■ Work instruction
Go through the entries below and give the number of lines that have the string "http", and only that.

(Interface dataset entries)
============================================================

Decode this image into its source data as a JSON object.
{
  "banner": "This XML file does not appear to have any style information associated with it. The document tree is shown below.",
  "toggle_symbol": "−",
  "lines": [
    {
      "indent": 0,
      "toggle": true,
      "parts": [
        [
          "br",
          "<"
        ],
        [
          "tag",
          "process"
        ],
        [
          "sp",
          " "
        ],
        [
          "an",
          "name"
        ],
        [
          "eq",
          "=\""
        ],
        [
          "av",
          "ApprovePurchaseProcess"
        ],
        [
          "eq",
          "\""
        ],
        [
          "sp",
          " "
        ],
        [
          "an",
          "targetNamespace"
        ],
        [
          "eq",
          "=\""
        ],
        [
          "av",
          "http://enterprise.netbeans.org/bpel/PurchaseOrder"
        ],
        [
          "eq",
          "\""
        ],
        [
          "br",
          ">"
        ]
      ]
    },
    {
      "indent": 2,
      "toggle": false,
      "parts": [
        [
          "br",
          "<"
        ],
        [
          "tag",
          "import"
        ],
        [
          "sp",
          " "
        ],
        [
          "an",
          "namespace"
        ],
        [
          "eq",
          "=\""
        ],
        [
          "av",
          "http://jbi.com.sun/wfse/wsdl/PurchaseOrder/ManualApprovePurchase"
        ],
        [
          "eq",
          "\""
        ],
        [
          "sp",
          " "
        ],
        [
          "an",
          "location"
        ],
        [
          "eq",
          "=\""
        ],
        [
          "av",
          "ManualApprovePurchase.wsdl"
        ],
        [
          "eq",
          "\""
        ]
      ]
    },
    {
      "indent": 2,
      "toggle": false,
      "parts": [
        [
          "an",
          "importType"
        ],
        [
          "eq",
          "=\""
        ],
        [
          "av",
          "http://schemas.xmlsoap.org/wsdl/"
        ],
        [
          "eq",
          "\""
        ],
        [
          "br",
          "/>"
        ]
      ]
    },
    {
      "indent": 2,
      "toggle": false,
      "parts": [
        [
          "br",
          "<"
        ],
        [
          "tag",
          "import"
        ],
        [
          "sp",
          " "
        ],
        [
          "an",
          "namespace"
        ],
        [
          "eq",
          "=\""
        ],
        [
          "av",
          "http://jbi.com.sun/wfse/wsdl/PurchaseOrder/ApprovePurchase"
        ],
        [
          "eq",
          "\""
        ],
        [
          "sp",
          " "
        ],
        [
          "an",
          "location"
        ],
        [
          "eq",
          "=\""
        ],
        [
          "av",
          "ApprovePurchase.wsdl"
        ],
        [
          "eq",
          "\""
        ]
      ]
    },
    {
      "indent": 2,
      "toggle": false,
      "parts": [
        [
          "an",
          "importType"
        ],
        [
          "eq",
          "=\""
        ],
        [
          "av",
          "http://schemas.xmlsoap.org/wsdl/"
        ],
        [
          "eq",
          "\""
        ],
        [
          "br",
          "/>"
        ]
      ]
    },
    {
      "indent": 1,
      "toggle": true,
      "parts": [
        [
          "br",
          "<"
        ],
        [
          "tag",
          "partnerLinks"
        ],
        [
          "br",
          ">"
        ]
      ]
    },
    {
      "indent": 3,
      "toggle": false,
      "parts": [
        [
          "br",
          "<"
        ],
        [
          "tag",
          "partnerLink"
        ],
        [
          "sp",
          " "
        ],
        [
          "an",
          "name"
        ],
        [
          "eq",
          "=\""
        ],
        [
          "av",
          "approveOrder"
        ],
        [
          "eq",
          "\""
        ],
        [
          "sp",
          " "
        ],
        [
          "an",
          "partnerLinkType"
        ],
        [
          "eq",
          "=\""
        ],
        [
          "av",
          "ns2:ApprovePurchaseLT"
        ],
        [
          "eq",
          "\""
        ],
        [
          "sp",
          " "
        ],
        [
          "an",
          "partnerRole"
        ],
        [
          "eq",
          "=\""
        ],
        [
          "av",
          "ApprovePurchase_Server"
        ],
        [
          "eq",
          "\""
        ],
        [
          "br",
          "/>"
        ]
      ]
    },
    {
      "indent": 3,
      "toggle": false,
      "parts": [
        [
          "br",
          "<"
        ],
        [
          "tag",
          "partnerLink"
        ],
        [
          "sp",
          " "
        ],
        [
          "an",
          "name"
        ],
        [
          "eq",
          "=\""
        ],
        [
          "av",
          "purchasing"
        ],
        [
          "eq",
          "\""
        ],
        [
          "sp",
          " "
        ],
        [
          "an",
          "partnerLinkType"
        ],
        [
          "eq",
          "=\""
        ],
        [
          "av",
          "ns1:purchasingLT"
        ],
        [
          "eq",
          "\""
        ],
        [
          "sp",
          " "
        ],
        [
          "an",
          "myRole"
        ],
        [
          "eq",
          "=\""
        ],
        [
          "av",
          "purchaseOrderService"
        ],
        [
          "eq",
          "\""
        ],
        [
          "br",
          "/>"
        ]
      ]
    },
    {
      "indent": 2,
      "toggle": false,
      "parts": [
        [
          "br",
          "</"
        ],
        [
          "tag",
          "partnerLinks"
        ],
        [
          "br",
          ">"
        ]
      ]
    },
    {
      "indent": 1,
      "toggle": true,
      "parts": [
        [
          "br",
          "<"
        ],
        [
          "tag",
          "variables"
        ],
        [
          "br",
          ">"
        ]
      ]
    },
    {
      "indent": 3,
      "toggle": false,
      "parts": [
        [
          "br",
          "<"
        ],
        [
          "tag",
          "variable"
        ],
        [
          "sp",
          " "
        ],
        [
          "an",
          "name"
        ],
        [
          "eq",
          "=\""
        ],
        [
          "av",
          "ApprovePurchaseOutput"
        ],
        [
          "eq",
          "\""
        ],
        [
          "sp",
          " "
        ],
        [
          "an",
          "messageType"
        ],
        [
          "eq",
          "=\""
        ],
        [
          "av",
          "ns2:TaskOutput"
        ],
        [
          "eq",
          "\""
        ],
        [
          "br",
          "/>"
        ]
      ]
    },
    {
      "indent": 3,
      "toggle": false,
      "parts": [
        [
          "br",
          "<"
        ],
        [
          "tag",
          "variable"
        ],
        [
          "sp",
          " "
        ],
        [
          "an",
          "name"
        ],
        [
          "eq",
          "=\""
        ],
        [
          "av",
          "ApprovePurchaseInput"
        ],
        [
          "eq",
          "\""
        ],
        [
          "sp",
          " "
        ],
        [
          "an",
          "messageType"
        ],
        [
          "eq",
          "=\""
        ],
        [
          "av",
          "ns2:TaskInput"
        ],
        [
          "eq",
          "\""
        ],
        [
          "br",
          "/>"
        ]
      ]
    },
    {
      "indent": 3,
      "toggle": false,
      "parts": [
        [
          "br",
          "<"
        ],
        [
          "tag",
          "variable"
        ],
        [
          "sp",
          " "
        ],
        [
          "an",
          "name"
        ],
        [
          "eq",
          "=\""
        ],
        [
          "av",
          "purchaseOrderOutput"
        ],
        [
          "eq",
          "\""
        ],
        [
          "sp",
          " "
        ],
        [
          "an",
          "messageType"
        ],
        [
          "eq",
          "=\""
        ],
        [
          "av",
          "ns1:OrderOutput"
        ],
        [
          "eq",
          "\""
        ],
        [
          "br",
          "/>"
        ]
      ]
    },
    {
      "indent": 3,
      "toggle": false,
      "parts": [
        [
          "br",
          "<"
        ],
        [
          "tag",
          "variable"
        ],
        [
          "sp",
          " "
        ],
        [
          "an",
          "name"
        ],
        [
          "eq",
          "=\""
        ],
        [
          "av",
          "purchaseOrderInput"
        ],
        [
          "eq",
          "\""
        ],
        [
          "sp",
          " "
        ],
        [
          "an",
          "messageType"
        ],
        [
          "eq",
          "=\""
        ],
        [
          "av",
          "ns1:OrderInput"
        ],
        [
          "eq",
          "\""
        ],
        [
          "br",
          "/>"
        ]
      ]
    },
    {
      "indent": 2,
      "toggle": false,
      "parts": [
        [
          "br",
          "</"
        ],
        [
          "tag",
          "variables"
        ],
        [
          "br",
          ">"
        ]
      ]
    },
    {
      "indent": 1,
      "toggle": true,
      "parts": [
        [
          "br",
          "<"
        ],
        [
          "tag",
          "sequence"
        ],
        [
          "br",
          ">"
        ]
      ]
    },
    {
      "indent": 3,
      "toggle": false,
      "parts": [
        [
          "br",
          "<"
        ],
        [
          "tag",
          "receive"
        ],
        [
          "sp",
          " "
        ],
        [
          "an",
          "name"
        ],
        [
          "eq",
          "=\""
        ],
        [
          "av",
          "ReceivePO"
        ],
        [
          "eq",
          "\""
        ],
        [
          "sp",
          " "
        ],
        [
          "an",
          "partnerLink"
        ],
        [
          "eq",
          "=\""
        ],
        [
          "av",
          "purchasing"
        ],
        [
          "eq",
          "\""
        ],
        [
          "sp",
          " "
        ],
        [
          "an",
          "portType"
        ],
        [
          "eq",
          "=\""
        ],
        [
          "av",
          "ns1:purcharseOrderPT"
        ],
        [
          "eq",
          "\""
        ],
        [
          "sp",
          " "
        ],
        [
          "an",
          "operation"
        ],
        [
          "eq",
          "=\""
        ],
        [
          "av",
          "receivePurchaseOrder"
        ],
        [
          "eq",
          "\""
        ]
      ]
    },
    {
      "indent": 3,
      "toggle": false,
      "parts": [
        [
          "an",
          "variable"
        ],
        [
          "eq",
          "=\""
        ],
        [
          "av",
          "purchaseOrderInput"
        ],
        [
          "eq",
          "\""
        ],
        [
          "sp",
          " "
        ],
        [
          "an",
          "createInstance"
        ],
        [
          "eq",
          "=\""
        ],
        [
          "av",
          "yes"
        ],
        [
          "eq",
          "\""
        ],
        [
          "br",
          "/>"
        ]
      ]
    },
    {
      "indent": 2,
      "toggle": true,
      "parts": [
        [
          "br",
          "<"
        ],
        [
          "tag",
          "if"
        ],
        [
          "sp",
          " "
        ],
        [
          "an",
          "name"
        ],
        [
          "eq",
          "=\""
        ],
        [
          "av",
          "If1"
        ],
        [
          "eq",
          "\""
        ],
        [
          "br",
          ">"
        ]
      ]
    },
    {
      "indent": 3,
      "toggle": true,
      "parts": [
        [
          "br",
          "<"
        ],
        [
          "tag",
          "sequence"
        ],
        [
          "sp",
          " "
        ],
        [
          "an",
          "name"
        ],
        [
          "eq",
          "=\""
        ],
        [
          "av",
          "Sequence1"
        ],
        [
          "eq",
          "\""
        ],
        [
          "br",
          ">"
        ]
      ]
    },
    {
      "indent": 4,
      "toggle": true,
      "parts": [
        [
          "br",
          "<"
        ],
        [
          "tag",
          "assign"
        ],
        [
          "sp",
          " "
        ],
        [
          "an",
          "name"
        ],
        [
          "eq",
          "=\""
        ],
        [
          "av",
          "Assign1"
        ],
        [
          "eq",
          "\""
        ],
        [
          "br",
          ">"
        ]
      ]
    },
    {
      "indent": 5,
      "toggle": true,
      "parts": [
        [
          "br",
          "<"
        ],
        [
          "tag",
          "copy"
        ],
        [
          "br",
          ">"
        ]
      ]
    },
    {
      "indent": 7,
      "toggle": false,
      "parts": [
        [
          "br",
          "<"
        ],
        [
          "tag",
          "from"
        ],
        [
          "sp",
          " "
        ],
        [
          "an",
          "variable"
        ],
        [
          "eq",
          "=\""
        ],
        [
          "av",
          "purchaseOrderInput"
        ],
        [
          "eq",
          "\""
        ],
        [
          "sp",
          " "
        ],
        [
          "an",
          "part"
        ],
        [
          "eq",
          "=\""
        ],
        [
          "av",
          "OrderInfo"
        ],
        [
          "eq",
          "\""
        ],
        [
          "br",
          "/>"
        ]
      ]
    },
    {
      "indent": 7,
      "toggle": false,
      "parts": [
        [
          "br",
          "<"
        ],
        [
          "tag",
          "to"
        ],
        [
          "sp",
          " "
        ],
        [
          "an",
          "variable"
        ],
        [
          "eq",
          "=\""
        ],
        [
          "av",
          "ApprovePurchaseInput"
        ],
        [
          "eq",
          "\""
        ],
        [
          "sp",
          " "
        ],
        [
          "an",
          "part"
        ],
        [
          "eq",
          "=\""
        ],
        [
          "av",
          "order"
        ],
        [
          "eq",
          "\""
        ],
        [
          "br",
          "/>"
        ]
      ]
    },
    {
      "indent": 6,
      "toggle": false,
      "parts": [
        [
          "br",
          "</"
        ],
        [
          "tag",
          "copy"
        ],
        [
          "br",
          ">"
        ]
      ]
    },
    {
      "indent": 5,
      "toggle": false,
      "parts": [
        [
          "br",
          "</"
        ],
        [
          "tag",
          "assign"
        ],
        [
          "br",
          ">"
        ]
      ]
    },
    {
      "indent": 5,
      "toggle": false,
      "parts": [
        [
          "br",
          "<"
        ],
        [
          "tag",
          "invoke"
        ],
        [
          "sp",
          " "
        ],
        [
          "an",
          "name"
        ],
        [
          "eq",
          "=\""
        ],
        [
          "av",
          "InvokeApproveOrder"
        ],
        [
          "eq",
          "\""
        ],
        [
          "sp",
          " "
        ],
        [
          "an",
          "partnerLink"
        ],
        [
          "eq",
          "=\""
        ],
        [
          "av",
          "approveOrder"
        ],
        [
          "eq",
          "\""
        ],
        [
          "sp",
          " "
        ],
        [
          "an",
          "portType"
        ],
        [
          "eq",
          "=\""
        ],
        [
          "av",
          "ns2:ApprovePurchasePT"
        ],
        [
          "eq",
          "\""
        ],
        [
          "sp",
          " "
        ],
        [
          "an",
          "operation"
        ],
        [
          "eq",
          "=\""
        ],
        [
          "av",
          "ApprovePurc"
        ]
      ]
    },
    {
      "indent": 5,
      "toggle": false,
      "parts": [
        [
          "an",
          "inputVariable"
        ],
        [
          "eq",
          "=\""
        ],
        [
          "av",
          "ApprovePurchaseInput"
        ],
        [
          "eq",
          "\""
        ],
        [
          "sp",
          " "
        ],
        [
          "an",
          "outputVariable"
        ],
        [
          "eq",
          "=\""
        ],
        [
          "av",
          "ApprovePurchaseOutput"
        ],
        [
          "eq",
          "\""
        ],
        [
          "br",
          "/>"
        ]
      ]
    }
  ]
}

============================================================

■ Answer to this exercise
5